> [INSTRUCTIONS FOR THE TASK] Look through the records below and give the number of lines holding the string "signal", nothing more.

[Recorded data]
⁂

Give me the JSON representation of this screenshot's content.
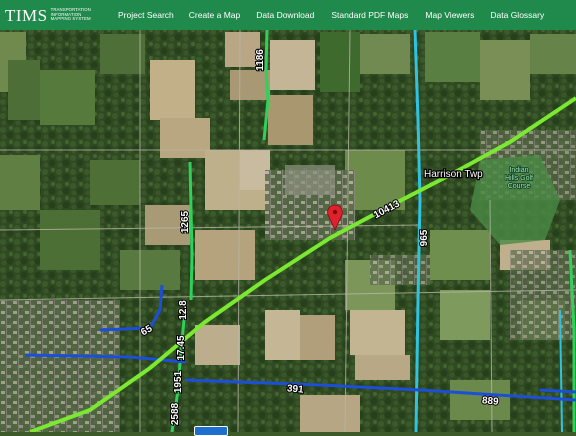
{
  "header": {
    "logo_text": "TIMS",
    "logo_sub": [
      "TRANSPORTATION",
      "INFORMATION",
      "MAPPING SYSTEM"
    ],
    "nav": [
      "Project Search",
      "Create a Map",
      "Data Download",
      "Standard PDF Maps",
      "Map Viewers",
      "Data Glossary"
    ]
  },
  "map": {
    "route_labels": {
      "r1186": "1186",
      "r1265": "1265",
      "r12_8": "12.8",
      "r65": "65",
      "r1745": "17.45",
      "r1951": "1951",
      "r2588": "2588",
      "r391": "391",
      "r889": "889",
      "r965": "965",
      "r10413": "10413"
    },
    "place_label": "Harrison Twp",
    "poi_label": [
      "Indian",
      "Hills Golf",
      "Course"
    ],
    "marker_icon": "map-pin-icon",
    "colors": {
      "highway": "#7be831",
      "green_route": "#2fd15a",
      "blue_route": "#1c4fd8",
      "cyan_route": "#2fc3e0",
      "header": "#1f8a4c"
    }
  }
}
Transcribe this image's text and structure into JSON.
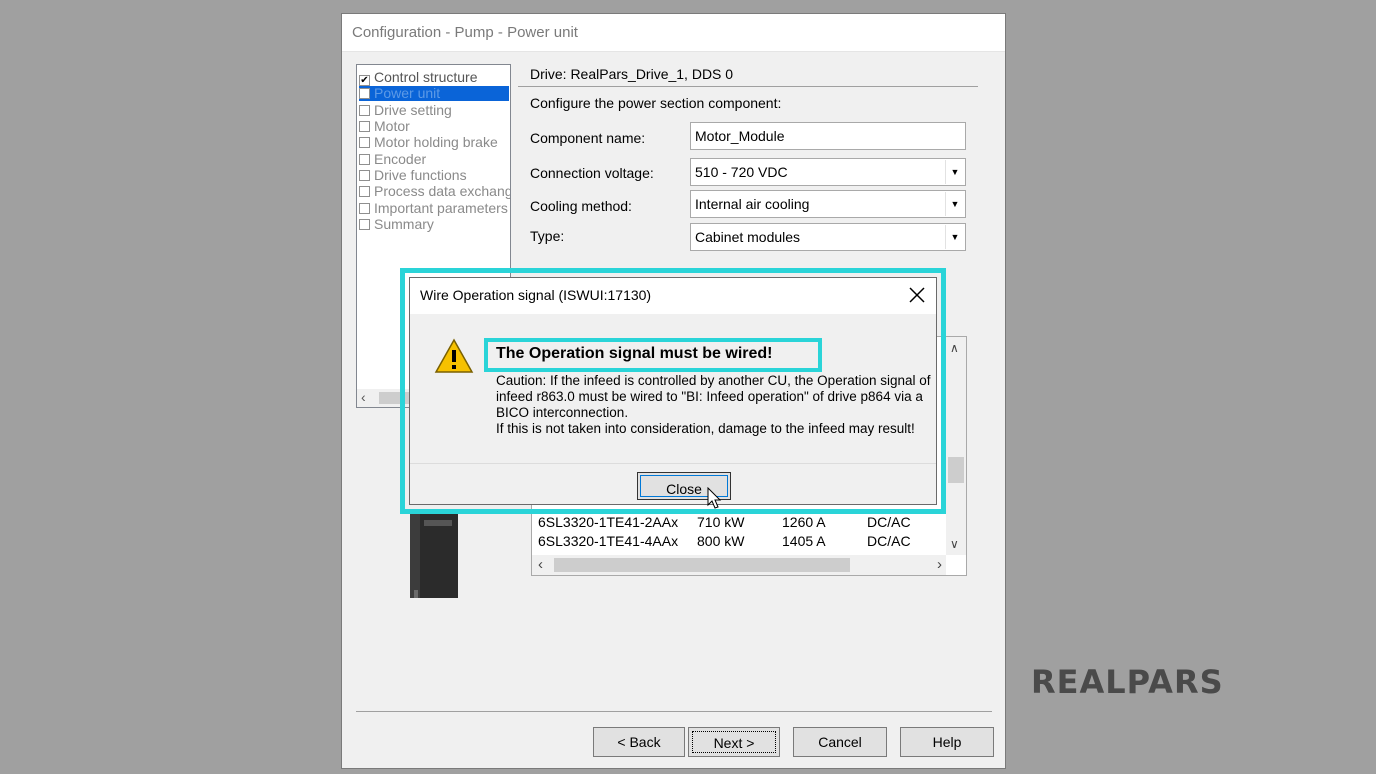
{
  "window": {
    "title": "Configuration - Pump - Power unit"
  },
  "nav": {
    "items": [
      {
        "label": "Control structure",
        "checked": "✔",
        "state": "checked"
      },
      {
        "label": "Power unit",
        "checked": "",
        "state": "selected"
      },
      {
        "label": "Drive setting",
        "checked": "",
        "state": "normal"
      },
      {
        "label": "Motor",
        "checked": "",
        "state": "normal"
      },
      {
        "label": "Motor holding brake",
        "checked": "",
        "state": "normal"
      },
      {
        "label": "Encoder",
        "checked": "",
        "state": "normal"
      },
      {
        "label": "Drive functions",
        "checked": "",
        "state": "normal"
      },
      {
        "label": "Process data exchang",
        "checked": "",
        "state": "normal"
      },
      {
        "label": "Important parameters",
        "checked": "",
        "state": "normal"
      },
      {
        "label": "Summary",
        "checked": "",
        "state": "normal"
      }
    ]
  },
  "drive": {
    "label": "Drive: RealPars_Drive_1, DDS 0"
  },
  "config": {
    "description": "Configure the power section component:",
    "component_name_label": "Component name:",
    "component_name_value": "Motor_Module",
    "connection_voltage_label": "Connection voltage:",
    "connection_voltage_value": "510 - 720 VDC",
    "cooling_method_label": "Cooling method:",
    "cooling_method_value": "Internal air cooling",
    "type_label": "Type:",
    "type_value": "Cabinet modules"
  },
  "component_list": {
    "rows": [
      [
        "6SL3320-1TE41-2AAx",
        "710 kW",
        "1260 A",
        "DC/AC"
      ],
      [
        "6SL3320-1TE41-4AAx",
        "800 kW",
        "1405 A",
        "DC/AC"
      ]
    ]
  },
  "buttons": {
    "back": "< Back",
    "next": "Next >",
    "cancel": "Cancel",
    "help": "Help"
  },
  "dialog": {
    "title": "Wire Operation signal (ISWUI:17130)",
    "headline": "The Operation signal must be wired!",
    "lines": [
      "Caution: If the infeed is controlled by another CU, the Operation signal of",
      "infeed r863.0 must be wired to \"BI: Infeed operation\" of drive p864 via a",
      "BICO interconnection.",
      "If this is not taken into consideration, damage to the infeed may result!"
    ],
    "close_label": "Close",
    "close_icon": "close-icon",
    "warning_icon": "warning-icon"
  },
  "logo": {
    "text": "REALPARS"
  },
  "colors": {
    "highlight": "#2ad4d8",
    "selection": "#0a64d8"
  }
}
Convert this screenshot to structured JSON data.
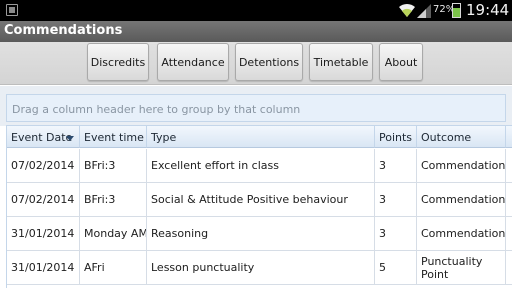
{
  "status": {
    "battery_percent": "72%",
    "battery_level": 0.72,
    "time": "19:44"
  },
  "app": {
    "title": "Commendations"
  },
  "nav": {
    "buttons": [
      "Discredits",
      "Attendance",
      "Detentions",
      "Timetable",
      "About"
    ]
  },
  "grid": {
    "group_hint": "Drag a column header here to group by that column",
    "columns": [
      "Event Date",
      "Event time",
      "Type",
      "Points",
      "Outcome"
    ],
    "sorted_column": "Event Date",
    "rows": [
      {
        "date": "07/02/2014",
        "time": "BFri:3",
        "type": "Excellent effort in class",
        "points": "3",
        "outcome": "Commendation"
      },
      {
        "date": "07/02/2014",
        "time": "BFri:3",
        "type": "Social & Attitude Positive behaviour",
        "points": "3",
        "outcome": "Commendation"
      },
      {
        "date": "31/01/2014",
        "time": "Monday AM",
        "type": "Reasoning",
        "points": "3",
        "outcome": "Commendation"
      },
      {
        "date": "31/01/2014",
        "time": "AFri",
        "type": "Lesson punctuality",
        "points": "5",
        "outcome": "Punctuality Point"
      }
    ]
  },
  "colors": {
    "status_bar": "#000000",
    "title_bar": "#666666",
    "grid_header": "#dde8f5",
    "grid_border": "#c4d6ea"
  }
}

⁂

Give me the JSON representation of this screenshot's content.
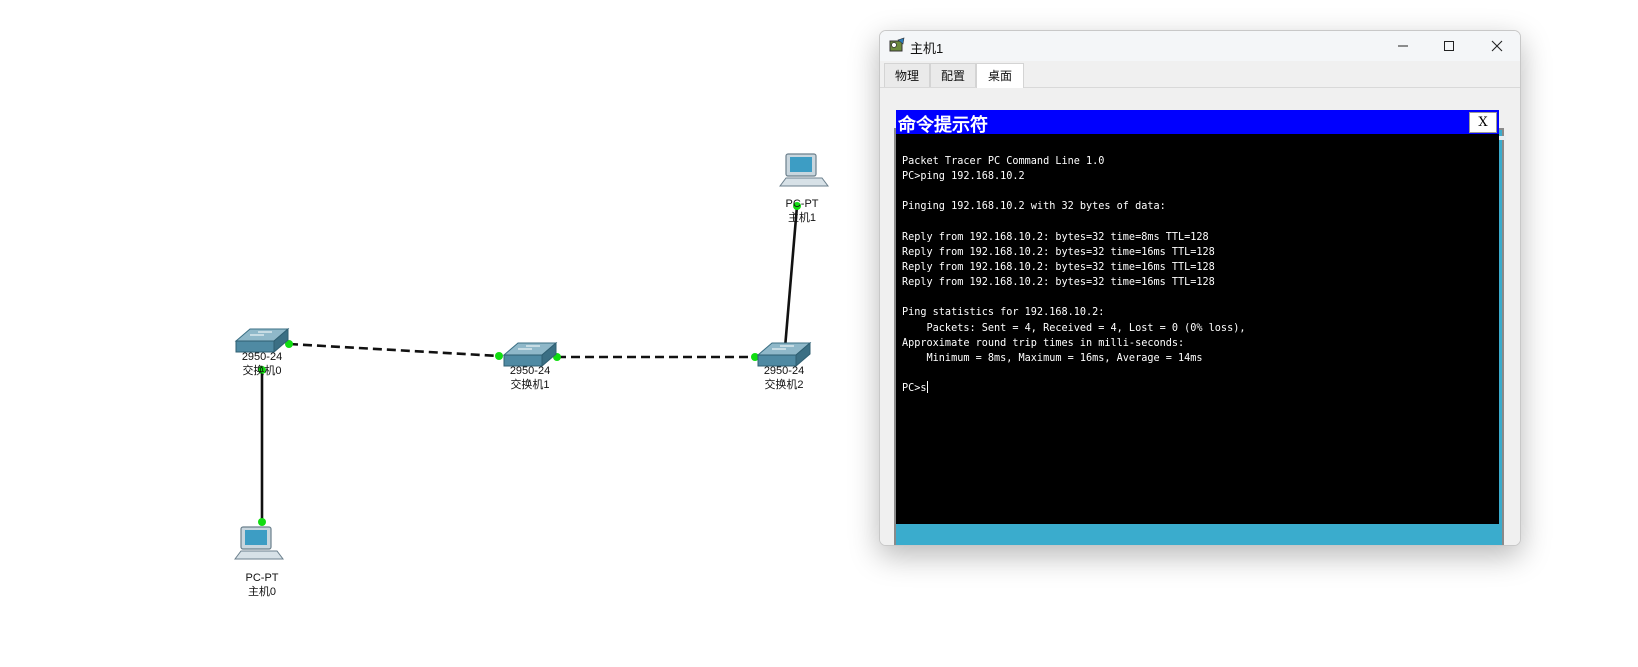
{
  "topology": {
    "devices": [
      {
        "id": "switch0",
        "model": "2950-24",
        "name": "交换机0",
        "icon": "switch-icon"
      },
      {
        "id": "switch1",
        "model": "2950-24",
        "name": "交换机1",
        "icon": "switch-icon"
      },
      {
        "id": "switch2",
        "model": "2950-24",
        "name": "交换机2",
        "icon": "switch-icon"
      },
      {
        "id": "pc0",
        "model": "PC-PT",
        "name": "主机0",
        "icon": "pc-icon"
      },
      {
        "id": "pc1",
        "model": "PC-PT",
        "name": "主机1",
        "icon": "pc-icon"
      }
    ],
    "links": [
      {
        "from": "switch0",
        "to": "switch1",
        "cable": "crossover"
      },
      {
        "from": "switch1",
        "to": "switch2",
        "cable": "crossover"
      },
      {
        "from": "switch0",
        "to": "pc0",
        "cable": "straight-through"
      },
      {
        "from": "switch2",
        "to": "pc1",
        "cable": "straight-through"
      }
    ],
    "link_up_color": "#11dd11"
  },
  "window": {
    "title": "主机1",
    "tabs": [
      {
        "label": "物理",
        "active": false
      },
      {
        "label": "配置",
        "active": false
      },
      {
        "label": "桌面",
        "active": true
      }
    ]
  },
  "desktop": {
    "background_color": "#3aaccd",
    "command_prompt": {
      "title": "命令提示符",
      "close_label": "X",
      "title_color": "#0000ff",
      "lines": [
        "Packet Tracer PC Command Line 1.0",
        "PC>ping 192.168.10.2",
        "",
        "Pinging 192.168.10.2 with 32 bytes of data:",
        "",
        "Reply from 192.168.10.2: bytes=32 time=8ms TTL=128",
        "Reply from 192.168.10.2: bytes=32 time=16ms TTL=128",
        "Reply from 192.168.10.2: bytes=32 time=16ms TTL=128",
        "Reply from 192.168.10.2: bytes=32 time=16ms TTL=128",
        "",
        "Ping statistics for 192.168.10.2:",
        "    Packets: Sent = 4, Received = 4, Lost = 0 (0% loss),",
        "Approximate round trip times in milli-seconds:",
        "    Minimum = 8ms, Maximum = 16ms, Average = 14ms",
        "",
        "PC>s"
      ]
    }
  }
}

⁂

> [TASK OUTPUT] 3